EXERCISE: Across the entries below, determine how many lines include the word "trop". State only the resulting number.

━━━ DATA SUPPLIED

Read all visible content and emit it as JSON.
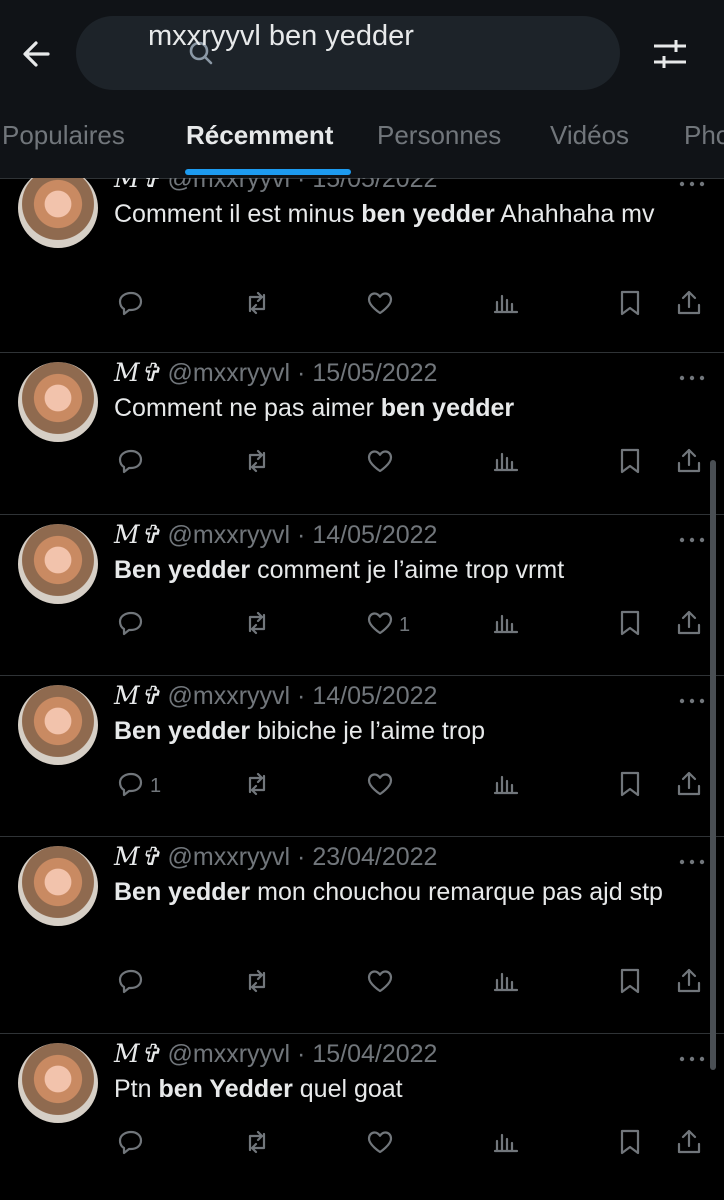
{
  "search": {
    "query": "mxxryyvl ben yedder"
  },
  "tabs": [
    {
      "label": "Populaires",
      "active": false
    },
    {
      "label": "Récemment",
      "active": true
    },
    {
      "label": "Personnes",
      "active": false
    },
    {
      "label": "Vidéos",
      "active": false
    },
    {
      "label": "Pho",
      "active": false
    }
  ],
  "colors": {
    "accent": "#1d9bf0",
    "background": "#000000",
    "topbar": "#101317",
    "muted": "#71767b"
  },
  "tweets": [
    {
      "name": "M✞",
      "handle": "@mxxryyvl",
      "date": "15/05/2022",
      "text": [
        {
          "t": "Comment il est minus "
        },
        {
          "t": "ben yedder",
          "b": true
        },
        {
          "t": " Ahahhaha mv"
        }
      ],
      "replies": "",
      "likes": ""
    },
    {
      "name": "M✞",
      "handle": "@mxxryyvl",
      "date": "15/05/2022",
      "text": [
        {
          "t": "Comment ne pas aimer "
        },
        {
          "t": "ben yedder",
          "b": true
        }
      ],
      "replies": "",
      "likes": ""
    },
    {
      "name": "M✞",
      "handle": "@mxxryyvl",
      "date": "14/05/2022",
      "text": [
        {
          "t": "Ben yedder",
          "b": true
        },
        {
          "t": " comment je l’aime trop vrmt"
        }
      ],
      "replies": "",
      "likes": "1"
    },
    {
      "name": "M✞",
      "handle": "@mxxryyvl",
      "date": "14/05/2022",
      "text": [
        {
          "t": "Ben yedder",
          "b": true
        },
        {
          "t": " bibiche je l’aime trop"
        }
      ],
      "replies": "1",
      "likes": ""
    },
    {
      "name": "M✞",
      "handle": "@mxxryyvl",
      "date": "23/04/2022",
      "text": [
        {
          "t": "Ben yedder",
          "b": true
        },
        {
          "t": " mon chouchou remarque pas ajd stp"
        }
      ],
      "replies": "",
      "likes": ""
    },
    {
      "name": "M✞",
      "handle": "@mxxryyvl",
      "date": "15/04/2022",
      "text": [
        {
          "t": "Ptn "
        },
        {
          "t": "ben Yedder",
          "b": true
        },
        {
          "t": " quel goat"
        }
      ],
      "replies": "",
      "likes": ""
    }
  ]
}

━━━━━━

RESULT FOR THIS EXERCISE: 2